Everything has not been so good for PharmEasy after it decided to reschedule the IPO to the coming year and focus on the EBITDA target breakeven. The e-pharmacy giant was planning to reduce the cash burn rate and rely on secondary ways to generate funds, which includes its existing shareholders.
However, things didn’t exactly go according to plan. PharmEasy disappointed its shareholders and potential investors when it failed to do justice to its loan covenant terms with Goldman Sachs. PharmEasy’s delayed IPO and performance in the last year raise some critical questions.
- Why did PharmEasy postpone its IPO, and what was the new plan?
- How successful has PharmEasy been in living up to its new plans when it postponed the IPO?
- Why did PharmEasy fail to honour the terms of a loan from Goldman Sachs?
- What are the reasons for the disappointing performance of PharmEasy from an investor’s perspective?
- What is PharmEasy doing to rectify the shortcoming, and what are its plans?
Today’s situation is of impending market uncertainties and the reduced performance of PharmEasy and various companies in the post-pandemic war-ridden inflation era. Therefore, an investor wants to know the reasons for the various shortcomings and if they can rely on the company’s corrective measures and hope for better returns and performance from the companies. In this blog, we dig into the current performance and PharmEasy share price to find the answer to the above-listed questions.
Part 1: PharmEasy Postponed Its IPO – Why & What Was The Plan Ahead?
PharmEasy, following the suite of companies like Zomato, Policy Bazaar and Nykaa, was preparing for a successful listing last year. However, the company released a letter stating it officially withdrew its Draft Red Herring Prospectus for the IPO in August 2022. PharmEasy quoted adverse “market conditions” and “strategic considerations” as the reasons.
The sources confirmed that the company had plans to generate funds from internal investors and was also in talks with external institutions. However, what could have been the real reason for postponing the IPO?
The post-pandemic economy’s unfavourable market conditions have significantly affected the share price and return on investments (ROI). Although, the inflation was likely as the large and small companies worldwide rushed to speed up their recovery through increasing production. However, geopolitical tensions between nations of Europe, Asia, and the US, had given rise to more complexities. The expected growth for the following year was expected to stay slow, and more companies were relying on cost-cutting measures to lower expenses. Multinational giants like Wipro and Facebook even resorted to many rounds of laying off to reduce the total headcount of employees.
PharmEasy, therefore, deemed it wise to postpone its IPO, as the company was not getting a reasonable valuation for its shares. Instead, The company planned to focus on reducing the cash burn rate and sourcing funds from existing investors.
Part 2: PharmEasy Fails To Generate Rupees 1000 Crore Equity As Per Goldman Sachs’ Covenant
PharmEasy had borrowed a sum of Rs. 2280 Crores (USD 285 million) from the US-based lender Goldman Sachs. The loan was issued to replenish the company’s earlier debt with Kotak Mahindra Bank when it bought Thyrocare.

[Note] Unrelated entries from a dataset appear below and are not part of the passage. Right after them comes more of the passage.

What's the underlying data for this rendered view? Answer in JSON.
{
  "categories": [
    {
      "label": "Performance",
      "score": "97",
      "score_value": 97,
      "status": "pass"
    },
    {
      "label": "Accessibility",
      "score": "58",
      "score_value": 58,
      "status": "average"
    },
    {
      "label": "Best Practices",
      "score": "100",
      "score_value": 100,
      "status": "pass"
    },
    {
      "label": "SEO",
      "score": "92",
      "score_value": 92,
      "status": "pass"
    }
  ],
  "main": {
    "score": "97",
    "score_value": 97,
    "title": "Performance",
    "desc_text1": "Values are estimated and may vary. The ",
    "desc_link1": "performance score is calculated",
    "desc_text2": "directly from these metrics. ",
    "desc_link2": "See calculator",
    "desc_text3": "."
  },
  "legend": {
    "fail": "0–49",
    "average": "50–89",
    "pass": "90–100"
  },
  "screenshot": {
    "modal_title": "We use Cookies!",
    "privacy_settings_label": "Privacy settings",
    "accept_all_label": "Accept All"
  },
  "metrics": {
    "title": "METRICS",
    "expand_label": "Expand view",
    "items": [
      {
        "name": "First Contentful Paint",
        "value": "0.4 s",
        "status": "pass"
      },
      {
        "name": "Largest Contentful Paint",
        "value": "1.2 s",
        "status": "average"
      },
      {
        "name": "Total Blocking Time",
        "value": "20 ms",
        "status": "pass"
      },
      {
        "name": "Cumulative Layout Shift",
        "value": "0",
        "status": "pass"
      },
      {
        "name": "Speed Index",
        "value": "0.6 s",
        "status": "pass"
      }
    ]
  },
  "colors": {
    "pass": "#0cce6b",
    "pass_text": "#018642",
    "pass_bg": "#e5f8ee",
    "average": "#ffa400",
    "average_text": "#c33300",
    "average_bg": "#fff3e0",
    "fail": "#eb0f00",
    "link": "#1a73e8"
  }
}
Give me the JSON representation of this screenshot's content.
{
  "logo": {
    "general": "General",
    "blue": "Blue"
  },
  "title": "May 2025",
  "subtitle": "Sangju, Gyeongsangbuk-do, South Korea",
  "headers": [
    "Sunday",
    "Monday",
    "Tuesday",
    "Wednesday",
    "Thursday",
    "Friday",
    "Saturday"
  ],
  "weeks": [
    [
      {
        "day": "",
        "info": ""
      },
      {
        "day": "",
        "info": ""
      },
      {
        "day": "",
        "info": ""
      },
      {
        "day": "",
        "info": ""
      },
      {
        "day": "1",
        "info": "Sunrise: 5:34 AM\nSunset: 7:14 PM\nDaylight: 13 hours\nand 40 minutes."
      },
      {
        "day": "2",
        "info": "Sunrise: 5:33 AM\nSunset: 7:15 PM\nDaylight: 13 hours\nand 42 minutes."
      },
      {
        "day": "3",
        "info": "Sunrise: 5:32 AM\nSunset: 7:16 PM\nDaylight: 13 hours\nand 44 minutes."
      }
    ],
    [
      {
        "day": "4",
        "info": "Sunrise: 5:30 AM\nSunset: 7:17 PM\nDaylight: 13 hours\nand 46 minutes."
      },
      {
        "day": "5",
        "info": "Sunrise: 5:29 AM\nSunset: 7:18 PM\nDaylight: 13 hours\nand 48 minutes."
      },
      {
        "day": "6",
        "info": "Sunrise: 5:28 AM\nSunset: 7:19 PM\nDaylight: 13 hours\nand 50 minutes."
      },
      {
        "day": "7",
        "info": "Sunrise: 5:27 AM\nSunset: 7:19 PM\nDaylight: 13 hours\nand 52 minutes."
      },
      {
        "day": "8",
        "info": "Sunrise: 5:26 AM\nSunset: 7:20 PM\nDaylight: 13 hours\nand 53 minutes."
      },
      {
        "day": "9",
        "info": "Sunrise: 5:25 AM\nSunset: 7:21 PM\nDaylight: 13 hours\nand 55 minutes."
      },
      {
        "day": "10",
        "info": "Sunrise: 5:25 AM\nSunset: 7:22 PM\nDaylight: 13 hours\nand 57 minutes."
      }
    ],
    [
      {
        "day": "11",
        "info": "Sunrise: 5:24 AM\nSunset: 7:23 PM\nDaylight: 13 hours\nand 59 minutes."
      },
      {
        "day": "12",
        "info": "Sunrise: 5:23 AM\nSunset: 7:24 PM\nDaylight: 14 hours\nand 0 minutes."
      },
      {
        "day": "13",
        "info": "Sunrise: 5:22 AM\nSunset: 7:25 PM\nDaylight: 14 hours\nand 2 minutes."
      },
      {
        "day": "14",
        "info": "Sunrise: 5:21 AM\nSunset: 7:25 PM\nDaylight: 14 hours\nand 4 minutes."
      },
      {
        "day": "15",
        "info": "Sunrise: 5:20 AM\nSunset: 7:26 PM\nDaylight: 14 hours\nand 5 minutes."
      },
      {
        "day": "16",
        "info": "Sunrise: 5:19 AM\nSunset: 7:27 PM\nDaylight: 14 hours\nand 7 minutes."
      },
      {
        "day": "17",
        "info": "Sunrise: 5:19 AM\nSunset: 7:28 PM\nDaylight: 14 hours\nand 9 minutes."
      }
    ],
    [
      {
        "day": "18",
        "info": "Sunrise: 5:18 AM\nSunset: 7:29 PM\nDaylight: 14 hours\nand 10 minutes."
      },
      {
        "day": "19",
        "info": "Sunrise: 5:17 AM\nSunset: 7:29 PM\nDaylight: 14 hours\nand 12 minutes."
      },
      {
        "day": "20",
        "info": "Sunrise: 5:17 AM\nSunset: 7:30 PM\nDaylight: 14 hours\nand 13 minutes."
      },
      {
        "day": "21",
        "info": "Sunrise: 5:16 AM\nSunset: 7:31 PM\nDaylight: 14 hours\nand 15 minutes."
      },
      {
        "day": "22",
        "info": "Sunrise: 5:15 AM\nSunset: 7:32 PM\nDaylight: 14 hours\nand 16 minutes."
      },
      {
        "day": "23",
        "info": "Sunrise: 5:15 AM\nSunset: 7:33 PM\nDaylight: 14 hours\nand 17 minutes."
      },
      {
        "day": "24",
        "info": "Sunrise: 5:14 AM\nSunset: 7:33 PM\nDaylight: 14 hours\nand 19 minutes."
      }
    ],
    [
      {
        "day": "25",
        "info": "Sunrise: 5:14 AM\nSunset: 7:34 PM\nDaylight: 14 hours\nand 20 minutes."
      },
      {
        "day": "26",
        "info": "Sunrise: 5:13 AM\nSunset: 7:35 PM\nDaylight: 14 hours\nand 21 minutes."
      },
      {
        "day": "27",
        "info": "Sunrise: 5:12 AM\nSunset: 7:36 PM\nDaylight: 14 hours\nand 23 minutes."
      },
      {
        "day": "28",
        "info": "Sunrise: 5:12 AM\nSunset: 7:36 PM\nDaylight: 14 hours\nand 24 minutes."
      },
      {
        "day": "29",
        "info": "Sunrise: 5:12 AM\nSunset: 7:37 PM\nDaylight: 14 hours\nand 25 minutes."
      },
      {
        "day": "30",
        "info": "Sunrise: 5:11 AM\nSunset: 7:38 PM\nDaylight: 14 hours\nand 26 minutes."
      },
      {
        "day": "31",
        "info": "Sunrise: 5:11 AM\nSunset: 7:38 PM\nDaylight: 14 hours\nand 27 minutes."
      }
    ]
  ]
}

The loan was issued on an equity share arrangement, and PharmEasy was required to generate an equity round of Rs. 1000 crore to repay the loan. Depending on the burn rate velocity, the company was supposed to raise equity of Rs. 1,000 crore, or about $120 million. However, due to the slow equity growth, the company failed to catch up on its target. This has breached the covenant of loan terms with Goldman Sachs.
According to the terms, the US-based lender can take over PharmEasy or Thyrocare to repay its loans. However, there is time before PharmEasy is defaulted on the repayment obligations. The company and Goldman Sachs are negotiating on the different possibilities. Moreover, experts suggest that the company would have to raise a lesser amount in future, as it is further reducing its burn rate.
The Future Of PharmEasy Share Price And IPO
It is yet to be discovered what are the new terms for the repayment of the Goldman Sachs loan. However, what remains certain is that a company like PharmEasy will take the necessary measures to prevent liquidation. PharmEasy has done an excellent job in minimising the cash burn rate to less than 50 percent. Moreover, as there are no likely IPO plans until 2025, the shareholders and potential investors can hope for the share prices to recover.
Investing in the unlisted shares of PharmEasy remains feasible, as the company’s valuation in the coming years is expected to grow. With it, will grow the share price and return on the investment when the company goes public. If you want to buy PharmEasy unlisted shares, Stockify is India’s most trusted stock broking platform.